The creative theories of liability and damages on display in the recent certification of multiple classes suggest that the long run of annuity class actions is not over yet. Plaintiff in Abbit v. ING USA Annuity and Life Insurance Company offered multiple theories of liability, asserting 11 causes of action with respect to ING’s marketing and administration of fixed index annuities (FIAs), including breaches of contractual and fiduciary duties, fraud, failure to supervise, and four statutory claims.

Plaintiff claimed that ING "surreptitiously embedded … structured financial derivatives" in its FIAs, without explaining whether this fact distinguishes ING’s FIAs from other FIAs or, if not, how the "structured financial derivatives" were hidden. He further alleged that ING abused its discretion in the manner it adjusted caps on investment returns, which were allegedly set too low for the FIAs to perform as represented. Additionally, plaintiff contended that a premium bonus feature of certain FIAs makes them securities, because the bonus is "not included in the contract’s guaranteed values," thus putting these products "in an unregulated ‘no-man’s land.’" Finally, plaintiff asserted that his FIA was worth only 73 cents per dollar of premium paid on the date of purchase and that other FIAs were similarly affected by ING, arguing that this purported ability to assess the "purchase date value" of the FIAs will allow damages to be calculated on a class-wide basis.

In its opinion partially granting class certification, the California federal court recognized that treating FIAs as securities was a "novel theory" and expressed reservations about the methodology plaintiff used to calculate the value of these FIAs, but found enough common issues to certify some of plaintiff’s claims. The Ninth Circuit has rejected ING’s petition for permission to appeal this order, and briefing has begun on ING’s motion for summary judgment on the class claims.


©2022 Carlton Fields, P.A. Carlton Fields practices law in California through Carlton Fields, LLP. Carlton Fields publications should not be construed as legal advice on any specific facts or circumstances. The contents are intended for general information and educational purposes only, and should not be relied on as if it were advice about a particular fact situation. The distribution of this publication is not intended to create, and receipt of it does not constitute, an attorney-client relationship with Carlton Fields. This publication may not be quoted or referred to in any other publication or proceeding without the prior written consent of the firm, to be given or withheld at our discretion. To request reprint permission for any of our publications, please use our Contact Us form via the link below. The views set forth herein are the personal views of the author and do not necessarily reflect those of the firm.

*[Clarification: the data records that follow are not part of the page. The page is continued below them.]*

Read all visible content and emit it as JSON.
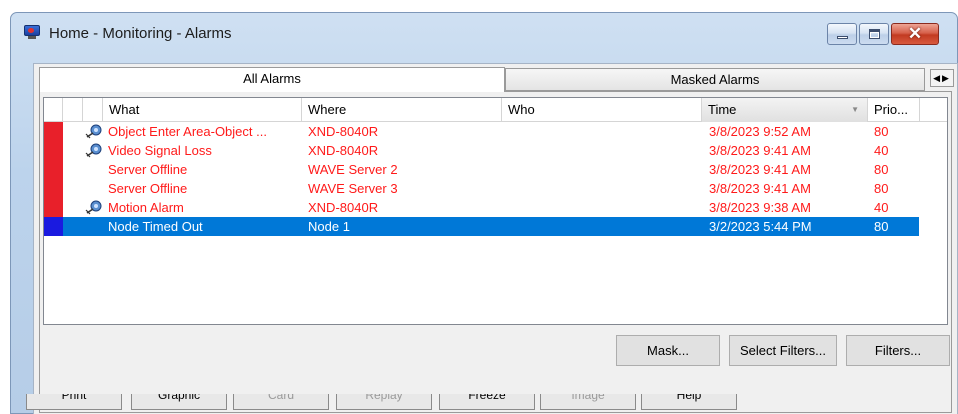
{
  "window": {
    "title": "Home - Monitoring - Alarms",
    "close_glyph": "✕"
  },
  "tabs": [
    {
      "label": "All Alarms",
      "active": true
    },
    {
      "label": "Masked Alarms",
      "active": false
    }
  ],
  "tab_scroll": "◀▶",
  "columns": {
    "what": "What",
    "where": "Where",
    "who": "Who",
    "time": "Time",
    "priority": "Prio..."
  },
  "sort_indicator": "▼",
  "rows": [
    {
      "color": "#e8202a",
      "has_attachment": true,
      "what": "Object Enter Area-Object ...",
      "where": "XND-8040R",
      "who": "",
      "time": "3/8/2023 9:52 AM",
      "priority": "80"
    },
    {
      "color": "#e8202a",
      "has_attachment": true,
      "what": "Video Signal Loss",
      "where": "XND-8040R",
      "who": "",
      "time": "3/8/2023 9:41 AM",
      "priority": "40"
    },
    {
      "color": "#e8202a",
      "has_attachment": false,
      "what": "Server Offline",
      "where": "WAVE Server 2",
      "who": "",
      "time": "3/8/2023 9:41 AM",
      "priority": "80"
    },
    {
      "color": "#e8202a",
      "has_attachment": false,
      "what": "Server Offline",
      "where": "WAVE Server 3",
      "who": "",
      "time": "3/8/2023 9:41 AM",
      "priority": "80"
    },
    {
      "color": "#e8202a",
      "has_attachment": true,
      "what": "Motion Alarm",
      "where": "XND-8040R",
      "who": "",
      "time": "3/8/2023 9:38 AM",
      "priority": "40"
    },
    {
      "color": "#1a1ae0",
      "has_attachment": false,
      "what": "Node Timed Out",
      "where": "Node 1",
      "who": "",
      "time": "3/2/2023 5:44 PM",
      "priority": "80",
      "selected": true
    }
  ],
  "buttons": {
    "mask": "Mask...",
    "select_filters": "Select Filters...",
    "filters": "Filters..."
  },
  "bottom_buttons": [
    {
      "label": "Print",
      "enabled": true
    },
    {
      "label": "Graphic",
      "enabled": true
    },
    {
      "label": "Card",
      "enabled": false
    },
    {
      "label": "Replay",
      "enabled": false
    },
    {
      "label": "Freeze",
      "enabled": true
    },
    {
      "label": "Image",
      "enabled": false
    },
    {
      "label": "Help",
      "enabled": true
    }
  ]
}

This site may contain hypertext links to information created and maintained by other entities. Carlton Fields does not control or guarantee the accuracy or completeness of this outside information, nor is the inclusion of a link to be intended as an endorsement of those outside sites.

Subscribe to Publications

Disclaimer

The information on this website is presented as a service for our clients and Internet users and is not intended to be legal advice, nor should you consider it as such. Although we welcome your inquiries, please keep in mind that merely contacting us will not establish an attorney-client relationship between us. Consequently, you should not convey any confidential information to us until a formal attorney-client relationship has been established. Please remember that electronic correspondence on the internet is not secure and that you should not include sensitive or confidential information in messages. With that in mind, we look forward to hearing from you.